[Supplied records — start]

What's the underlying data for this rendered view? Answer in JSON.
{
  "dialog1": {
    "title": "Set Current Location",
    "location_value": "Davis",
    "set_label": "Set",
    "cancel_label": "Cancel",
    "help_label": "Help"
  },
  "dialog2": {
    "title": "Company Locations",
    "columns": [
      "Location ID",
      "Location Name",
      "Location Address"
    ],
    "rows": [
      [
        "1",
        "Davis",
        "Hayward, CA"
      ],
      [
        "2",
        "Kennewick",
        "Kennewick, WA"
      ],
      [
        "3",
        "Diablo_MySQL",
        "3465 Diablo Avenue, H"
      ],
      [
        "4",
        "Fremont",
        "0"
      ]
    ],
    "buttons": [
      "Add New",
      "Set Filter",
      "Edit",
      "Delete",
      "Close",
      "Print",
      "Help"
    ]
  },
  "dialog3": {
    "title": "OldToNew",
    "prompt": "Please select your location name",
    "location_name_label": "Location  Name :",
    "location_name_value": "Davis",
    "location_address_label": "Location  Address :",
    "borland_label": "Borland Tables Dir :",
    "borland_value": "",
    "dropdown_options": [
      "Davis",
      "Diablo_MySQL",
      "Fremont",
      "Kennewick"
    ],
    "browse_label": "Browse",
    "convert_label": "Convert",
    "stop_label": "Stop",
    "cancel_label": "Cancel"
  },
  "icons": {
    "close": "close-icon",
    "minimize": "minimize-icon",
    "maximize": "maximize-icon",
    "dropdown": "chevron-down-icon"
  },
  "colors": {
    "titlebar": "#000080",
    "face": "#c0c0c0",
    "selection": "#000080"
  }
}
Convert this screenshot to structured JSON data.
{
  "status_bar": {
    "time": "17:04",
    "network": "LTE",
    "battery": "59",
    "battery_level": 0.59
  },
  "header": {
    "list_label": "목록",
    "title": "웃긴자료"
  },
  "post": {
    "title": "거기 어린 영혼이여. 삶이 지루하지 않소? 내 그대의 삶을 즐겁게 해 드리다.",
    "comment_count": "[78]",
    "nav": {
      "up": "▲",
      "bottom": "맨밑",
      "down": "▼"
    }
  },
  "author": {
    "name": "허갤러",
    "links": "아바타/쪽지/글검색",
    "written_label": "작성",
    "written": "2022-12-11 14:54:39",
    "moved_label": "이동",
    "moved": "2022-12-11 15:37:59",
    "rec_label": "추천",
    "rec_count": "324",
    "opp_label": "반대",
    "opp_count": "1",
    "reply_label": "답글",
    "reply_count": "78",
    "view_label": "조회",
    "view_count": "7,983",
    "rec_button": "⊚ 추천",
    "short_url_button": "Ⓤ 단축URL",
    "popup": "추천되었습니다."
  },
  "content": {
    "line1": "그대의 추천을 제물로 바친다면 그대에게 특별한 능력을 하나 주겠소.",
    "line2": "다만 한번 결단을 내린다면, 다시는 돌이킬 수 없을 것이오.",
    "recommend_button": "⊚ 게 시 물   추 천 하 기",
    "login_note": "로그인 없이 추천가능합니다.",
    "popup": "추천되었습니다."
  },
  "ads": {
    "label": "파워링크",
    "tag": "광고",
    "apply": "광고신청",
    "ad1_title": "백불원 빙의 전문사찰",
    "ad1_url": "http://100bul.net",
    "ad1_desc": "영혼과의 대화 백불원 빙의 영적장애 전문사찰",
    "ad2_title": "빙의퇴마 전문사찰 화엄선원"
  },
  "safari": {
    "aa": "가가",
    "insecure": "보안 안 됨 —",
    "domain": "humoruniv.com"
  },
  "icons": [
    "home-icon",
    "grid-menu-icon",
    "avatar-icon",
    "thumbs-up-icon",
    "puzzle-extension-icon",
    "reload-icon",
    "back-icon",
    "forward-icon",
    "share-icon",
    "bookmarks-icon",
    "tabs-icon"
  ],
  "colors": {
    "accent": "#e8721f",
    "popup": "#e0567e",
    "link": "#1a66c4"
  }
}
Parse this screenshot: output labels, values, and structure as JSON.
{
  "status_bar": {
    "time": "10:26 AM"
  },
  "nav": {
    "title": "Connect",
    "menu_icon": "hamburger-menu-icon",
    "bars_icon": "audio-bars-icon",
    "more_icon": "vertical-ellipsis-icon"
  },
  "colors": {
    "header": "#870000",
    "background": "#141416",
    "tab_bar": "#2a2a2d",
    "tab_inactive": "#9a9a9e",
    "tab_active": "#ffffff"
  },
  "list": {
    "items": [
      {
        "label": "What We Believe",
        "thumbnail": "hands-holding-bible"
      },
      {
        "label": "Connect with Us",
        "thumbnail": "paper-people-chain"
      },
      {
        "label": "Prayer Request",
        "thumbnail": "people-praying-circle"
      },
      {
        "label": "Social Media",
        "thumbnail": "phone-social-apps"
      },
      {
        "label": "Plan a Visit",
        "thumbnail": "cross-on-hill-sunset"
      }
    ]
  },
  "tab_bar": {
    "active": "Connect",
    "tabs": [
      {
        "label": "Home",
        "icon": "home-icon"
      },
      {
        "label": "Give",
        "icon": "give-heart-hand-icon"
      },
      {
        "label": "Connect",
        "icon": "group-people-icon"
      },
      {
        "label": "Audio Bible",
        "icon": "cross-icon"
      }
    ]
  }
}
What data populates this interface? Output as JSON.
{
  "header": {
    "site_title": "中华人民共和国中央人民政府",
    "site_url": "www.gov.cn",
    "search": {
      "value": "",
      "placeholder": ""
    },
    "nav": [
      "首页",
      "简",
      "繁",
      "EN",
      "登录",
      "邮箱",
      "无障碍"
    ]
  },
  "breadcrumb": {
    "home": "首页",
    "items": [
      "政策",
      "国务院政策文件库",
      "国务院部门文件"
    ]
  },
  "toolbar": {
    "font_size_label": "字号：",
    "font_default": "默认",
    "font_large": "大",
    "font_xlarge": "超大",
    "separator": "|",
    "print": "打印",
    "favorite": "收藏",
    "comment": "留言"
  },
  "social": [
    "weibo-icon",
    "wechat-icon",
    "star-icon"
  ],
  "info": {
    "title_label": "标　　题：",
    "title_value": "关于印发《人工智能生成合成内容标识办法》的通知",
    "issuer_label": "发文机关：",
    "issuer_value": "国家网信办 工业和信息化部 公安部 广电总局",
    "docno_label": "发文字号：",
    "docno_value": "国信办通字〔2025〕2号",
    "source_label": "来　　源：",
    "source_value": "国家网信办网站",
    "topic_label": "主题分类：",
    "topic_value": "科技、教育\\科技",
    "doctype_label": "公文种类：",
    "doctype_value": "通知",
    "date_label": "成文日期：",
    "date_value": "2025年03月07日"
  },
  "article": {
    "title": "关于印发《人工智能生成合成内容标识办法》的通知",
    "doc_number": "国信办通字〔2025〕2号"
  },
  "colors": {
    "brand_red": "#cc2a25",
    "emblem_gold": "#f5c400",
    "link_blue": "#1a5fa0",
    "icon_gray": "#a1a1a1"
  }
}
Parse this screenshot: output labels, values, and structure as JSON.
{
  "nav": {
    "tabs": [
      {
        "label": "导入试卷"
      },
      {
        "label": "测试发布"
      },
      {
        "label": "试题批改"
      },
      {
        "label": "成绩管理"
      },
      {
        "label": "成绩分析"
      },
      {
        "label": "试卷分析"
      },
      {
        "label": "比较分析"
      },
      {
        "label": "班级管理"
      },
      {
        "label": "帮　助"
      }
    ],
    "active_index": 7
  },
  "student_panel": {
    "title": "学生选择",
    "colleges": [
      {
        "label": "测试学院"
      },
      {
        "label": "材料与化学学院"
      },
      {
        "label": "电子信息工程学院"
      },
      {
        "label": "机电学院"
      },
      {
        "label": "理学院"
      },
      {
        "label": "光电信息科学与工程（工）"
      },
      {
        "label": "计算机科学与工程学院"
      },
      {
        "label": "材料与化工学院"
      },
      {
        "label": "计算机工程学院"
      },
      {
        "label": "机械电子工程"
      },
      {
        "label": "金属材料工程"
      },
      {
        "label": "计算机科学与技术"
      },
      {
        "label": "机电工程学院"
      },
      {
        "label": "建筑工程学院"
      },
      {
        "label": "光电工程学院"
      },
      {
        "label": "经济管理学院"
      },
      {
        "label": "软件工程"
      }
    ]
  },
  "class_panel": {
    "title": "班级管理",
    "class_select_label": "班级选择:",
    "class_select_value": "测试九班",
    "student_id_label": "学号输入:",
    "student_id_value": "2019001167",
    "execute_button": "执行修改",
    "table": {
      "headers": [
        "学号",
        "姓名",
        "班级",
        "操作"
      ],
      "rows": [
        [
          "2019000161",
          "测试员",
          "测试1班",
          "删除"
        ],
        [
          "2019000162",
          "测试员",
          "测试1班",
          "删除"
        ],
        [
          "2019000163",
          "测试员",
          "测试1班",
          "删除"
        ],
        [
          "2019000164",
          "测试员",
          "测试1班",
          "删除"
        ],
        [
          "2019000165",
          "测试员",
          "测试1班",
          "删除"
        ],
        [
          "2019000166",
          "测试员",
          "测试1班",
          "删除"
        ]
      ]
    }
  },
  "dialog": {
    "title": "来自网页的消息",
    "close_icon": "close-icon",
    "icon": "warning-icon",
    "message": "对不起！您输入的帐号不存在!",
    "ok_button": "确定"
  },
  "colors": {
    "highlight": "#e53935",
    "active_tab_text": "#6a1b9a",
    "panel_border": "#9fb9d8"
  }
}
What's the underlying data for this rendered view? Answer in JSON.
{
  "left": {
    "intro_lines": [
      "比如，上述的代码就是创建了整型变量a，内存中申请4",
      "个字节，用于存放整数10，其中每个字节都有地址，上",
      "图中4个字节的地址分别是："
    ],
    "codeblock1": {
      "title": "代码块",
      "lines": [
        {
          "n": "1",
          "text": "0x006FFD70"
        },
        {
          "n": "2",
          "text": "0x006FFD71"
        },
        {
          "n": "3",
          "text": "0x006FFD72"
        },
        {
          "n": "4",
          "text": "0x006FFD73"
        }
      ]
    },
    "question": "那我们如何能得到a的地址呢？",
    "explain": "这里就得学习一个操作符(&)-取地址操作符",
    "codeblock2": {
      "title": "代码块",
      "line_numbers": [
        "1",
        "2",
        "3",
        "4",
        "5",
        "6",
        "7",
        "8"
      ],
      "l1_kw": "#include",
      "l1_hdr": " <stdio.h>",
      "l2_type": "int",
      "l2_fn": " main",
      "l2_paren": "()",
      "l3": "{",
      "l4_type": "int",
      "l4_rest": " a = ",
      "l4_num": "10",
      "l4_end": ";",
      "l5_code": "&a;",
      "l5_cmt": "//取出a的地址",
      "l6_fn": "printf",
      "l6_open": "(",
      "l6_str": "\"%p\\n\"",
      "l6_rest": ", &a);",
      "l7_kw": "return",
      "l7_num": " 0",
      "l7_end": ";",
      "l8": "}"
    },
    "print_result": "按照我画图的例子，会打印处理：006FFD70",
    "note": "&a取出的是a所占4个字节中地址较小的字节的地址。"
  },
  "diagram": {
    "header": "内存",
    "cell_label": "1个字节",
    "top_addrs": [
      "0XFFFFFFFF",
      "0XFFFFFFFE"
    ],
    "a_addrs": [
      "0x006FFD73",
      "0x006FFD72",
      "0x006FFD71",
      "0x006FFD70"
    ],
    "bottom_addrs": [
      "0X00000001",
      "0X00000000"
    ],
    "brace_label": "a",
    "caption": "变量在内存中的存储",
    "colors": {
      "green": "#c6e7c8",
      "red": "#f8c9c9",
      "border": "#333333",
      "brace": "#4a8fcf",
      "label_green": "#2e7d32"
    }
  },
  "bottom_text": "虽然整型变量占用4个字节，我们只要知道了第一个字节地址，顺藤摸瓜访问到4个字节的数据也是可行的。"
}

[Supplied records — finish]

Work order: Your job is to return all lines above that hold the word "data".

Answer space:
What's the underlying data for this rendered view? Answer in JSON.
Convert this screenshot to structured JSON data.
What data populates this interface? Output as JSON.
What's the underlying data for this rendered view? Answer in JSON.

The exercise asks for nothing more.